On the same day, another feature article focused on obstetric fistula, a condition developed after days of obstructed labour without treatment. Over the course of the three to five days of labour, the unborn child presses against the mother's vagina very tightly, cutting off blood flow to the surrounding tissues. The obstetric fistula develops (a tear) between the rectum and the vagina or the bladder and the vagina.

For women who survive, their fate is social isolation which quickly leads to depression, increased poverty and chronic illness, because they are unable to control the passing of urine or faeces anymore. Every day 800 women still die from pregnancy or childbirth complications; for every one woman who dies, 20 or more are either injured or become disabled. Obstetric fistula is preventable but two million women continue to live with it in Sub-Saharan Africa, South Asia and Arab countries, and every year, 50,000 to 100,000 new cases are recorded.

And what does all this have to do with adolescent pregnancy, you ask? Adolescent pregnancy occurs when society as a whole connives into reality an enabling environment for adolescent pregnancy. The failure of governments to ensure adolescent girls and women access correct and timely sexual and reproductive health information and services or to address the socio-cultural-informed gender dynamics which are hostile to women and girls contribute to that enabling environment.

When society which is really, you and me, continue to allow that, we place our adolescents and young mothers in harm's way - it may not be obstetric fistula but it could be maternal mortality. The rippling effect of not completing school or having to get married because of a pregnancy, on the adolescent girl's future prospects need not be spelt out.

Adolescent pregnancy is as much a health issue as it is a rights issue. When teenage boys and girls do not have the correct information on their sexual and reproductive health, they make decisions which can lead to contracting sexually-transmitted infections like HIV or pregnancy.

As girls move into adolescence and young adulthood, their needs for sexual and reproductive health services increase acutely. Lack of access to these services can have lasting impact on a girl's health and opportunity.

Young people are still too often excluded from decision making processes that directly affect their lives. About 76 per cent of countries reported during the International Conference on Population and Development (ICPD) Program of Action (PoA) implementation review that they had instituted concrete procedures and mechanisms for the participation of adolescents and youth in making decisions that affect youth.

A safe, successful and healthy passage from adolescence into adulthood is the right of every child. This can only be fulfilled if families and societies make focused investments and provide opportunities to ensure adolescents and youth progressively develop the knowledge, skills and resilience needed for a healthy productive and fulfilling life.

Adolescents and youth are central to the future development agenda. There are 1.8 billion people aged 10-24 in the world - one quarter of the world's population comprise adolescents (10-19 years) and youth (15-24 years). We must take advantage of this as an opportunity to fully benefit from it, we must invest in young people today.

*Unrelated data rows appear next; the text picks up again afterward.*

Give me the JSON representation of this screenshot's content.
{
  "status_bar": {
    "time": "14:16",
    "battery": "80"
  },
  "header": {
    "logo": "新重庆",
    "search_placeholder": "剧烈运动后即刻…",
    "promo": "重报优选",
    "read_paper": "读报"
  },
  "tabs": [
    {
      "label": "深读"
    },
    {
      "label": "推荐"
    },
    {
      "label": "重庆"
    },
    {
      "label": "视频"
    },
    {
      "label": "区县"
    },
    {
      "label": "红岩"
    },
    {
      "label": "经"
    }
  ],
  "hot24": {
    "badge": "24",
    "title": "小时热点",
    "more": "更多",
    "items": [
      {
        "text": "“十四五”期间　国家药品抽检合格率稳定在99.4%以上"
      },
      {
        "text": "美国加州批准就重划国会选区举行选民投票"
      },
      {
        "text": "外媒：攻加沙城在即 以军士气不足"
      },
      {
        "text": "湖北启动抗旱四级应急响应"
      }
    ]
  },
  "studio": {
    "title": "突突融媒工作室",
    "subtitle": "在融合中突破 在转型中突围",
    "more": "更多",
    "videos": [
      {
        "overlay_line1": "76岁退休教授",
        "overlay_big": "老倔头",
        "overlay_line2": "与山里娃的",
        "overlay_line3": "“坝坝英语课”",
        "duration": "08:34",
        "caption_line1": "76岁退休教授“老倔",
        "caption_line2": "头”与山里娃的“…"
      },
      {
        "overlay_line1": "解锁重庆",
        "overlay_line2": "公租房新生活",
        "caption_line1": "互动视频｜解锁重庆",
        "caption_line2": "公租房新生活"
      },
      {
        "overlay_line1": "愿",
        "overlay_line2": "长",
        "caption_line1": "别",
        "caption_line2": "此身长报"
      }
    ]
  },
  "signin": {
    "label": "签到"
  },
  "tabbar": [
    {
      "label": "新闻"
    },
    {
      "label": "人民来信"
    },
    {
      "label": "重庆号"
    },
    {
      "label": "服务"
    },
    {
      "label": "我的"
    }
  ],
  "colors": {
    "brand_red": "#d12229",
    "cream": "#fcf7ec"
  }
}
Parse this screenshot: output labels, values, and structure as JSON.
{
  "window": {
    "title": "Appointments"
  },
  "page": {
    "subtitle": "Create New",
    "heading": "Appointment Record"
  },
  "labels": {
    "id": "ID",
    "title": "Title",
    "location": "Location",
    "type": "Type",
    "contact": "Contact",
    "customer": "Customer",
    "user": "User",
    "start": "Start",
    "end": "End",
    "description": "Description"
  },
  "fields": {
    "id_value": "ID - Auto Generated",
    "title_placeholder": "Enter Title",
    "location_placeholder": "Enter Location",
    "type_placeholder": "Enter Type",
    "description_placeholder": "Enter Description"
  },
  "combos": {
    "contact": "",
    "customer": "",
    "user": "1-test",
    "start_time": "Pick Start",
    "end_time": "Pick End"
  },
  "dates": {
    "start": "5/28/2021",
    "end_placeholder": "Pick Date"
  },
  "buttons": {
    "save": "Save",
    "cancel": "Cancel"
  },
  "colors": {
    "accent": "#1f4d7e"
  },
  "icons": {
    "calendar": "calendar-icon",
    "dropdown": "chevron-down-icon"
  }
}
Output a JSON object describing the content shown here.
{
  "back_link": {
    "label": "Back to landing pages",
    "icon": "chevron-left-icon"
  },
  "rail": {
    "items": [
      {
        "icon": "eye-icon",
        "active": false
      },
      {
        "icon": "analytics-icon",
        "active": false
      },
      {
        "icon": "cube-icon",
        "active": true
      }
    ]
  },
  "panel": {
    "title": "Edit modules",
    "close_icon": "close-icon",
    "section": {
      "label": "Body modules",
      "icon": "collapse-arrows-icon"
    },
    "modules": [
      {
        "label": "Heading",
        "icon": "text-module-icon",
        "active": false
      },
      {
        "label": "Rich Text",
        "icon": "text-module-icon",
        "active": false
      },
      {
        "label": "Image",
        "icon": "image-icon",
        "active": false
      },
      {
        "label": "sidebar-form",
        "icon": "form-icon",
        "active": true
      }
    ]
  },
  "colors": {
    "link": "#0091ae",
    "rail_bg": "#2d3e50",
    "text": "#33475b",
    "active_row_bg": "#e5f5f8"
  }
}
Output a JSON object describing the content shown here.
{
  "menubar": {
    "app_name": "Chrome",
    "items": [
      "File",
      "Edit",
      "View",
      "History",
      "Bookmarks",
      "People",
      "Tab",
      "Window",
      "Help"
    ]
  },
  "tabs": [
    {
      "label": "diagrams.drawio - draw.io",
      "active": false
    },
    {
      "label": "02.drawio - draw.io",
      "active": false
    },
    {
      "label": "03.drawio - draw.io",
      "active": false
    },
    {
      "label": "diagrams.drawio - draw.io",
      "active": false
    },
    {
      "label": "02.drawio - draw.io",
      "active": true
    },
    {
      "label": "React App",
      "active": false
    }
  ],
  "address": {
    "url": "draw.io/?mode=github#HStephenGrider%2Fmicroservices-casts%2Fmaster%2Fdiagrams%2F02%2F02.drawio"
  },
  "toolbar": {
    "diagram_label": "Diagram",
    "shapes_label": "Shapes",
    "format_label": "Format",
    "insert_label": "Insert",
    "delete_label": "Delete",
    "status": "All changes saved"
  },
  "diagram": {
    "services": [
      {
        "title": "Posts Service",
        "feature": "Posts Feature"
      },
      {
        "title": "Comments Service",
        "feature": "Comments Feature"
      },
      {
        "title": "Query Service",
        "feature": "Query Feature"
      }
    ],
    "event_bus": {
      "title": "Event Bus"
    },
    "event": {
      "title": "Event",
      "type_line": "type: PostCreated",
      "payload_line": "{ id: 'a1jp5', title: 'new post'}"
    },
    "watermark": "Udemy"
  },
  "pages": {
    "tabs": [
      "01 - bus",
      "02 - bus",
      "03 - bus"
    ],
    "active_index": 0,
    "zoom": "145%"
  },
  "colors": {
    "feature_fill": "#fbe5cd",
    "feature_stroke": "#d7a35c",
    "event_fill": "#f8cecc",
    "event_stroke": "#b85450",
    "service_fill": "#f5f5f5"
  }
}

"Breaking the cycle of adolescent pregnancy requires commitment from all of us to invest in adolescent girls," UNFPA Pacific Sub-Regional Office director and representative Dr Laurent Zessler said. "Ensuring effective livelihood skills and access to sexual and reproductive health and comprehensive sexuality education, is essential to their development and that of their families, communities and countries."

Investing in young people can perhaps begin in collectively bringing into reality an enabling environment where every pregnancy is wanted, every birth is safe and every young person's potential is fulfilled.

Adolescent pregnancy needs to be addressed for a future of youth in fundamentally good health. They deserve nothing less.